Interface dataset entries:
- - - - -
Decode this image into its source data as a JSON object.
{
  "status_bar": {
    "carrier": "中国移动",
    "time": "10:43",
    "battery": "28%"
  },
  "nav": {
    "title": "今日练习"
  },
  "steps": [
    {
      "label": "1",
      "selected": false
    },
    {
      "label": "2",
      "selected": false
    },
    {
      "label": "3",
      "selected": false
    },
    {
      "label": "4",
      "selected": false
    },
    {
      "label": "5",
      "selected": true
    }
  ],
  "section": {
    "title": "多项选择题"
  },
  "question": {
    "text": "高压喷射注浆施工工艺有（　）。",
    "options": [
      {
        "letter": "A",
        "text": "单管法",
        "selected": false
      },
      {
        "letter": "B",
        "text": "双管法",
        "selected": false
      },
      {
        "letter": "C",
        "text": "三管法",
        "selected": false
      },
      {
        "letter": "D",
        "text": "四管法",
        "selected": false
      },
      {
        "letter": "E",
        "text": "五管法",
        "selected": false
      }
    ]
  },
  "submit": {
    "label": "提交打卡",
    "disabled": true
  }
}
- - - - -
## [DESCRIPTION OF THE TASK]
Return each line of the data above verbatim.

## [RESPONSE TO THE EXERCISE]
Decode this image into its source data as a JSON object.
{
  "status_bar": {
    "carrier": "中国移动",
    "time": "10:43",
    "battery": "28%"
  },
  "nav": {
    "title": "今日练习"
  },
  "steps": [
    {
      "label": "1",
      "selected": false
    },
    {
      "label": "2",
      "selected": false
    },
    {
      "label": "3",
      "selected": false
    },
    {
      "label": "4",
      "selected": false
    },
    {
      "label": "5",
      "selected": true
    }
  ],
  "section": {
    "title": "多项选择题"
  },
  "question": {
    "text": "高压喷射注浆施工工艺有（　）。",
    "options": [
      {
        "letter": "A",
        "text": "单管法",
        "selected": false
      },
      {
        "letter": "B",
        "text": "双管法",
        "selected": false
      },
      {
        "letter": "C",
        "text": "三管法",
        "selected": false
      },
      {
        "letter": "D",
        "text": "四管法",
        "selected": false
      },
      {
        "letter": "E",
        "text": "五管法",
        "selected": false
      }
    ]
  },
  "submit": {
    "label": "提交打卡",
    "disabled": true
  }
}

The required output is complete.